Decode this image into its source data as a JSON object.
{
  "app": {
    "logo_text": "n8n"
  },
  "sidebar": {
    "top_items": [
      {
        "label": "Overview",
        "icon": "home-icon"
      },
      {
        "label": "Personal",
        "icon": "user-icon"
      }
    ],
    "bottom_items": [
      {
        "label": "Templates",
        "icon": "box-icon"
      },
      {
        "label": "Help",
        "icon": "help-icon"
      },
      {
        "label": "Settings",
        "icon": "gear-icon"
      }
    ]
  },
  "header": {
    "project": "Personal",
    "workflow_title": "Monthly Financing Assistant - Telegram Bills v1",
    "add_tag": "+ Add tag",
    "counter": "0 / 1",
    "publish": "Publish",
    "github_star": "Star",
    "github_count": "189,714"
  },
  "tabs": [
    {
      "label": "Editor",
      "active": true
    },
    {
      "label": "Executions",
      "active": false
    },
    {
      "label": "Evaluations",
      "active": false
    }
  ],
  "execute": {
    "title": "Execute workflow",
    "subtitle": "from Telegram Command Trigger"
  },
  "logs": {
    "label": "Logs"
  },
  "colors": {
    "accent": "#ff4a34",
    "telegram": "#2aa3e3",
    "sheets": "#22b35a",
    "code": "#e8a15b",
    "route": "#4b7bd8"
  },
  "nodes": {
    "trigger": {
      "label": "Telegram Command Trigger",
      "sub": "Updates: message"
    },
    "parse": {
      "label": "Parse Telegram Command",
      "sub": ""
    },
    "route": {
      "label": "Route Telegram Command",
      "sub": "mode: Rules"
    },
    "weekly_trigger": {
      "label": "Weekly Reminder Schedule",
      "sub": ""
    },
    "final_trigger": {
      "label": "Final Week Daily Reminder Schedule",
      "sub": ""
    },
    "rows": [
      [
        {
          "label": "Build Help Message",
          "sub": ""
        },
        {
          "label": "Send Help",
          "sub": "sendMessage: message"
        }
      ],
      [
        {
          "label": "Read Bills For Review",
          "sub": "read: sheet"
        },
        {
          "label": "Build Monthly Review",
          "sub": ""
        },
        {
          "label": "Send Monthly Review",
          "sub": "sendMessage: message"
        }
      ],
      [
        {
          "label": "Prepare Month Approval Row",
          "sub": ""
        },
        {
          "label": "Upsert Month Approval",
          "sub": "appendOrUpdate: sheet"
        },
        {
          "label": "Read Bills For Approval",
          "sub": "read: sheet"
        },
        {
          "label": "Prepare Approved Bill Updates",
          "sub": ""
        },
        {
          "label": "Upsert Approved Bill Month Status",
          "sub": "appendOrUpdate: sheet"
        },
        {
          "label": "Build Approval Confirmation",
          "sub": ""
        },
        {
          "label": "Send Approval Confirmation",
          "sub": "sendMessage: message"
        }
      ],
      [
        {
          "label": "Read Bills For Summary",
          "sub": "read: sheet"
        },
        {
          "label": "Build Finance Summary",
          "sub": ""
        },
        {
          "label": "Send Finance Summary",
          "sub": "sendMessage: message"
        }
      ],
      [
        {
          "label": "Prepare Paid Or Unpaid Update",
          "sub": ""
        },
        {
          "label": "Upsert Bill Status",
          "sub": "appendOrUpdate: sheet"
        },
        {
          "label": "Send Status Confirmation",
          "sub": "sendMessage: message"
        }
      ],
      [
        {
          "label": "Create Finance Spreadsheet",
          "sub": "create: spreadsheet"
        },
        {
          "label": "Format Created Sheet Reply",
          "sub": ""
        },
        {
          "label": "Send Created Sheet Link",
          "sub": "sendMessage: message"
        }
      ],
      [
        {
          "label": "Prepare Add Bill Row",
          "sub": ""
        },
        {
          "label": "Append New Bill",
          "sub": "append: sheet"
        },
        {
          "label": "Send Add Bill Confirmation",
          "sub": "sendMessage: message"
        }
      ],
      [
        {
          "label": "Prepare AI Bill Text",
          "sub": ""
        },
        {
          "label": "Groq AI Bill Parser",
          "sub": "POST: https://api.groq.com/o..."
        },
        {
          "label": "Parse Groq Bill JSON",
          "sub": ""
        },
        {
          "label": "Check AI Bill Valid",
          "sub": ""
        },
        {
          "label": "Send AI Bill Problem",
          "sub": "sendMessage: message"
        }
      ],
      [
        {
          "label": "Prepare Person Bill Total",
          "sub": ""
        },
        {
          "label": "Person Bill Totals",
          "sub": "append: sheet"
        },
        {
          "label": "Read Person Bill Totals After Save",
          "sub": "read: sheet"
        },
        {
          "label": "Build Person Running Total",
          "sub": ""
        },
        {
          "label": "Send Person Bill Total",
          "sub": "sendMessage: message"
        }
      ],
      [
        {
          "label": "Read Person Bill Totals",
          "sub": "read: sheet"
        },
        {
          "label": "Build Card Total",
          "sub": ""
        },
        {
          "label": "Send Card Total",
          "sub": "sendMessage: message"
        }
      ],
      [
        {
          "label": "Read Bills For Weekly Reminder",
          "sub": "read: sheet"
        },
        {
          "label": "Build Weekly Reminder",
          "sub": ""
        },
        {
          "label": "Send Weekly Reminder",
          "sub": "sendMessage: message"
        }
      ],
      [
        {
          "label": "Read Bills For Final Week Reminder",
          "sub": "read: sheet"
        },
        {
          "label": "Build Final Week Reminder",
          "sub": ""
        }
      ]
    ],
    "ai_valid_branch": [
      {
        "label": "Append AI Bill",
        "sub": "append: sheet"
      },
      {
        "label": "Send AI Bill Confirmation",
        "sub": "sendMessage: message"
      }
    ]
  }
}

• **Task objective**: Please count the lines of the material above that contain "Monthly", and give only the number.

• **Answer box**: 3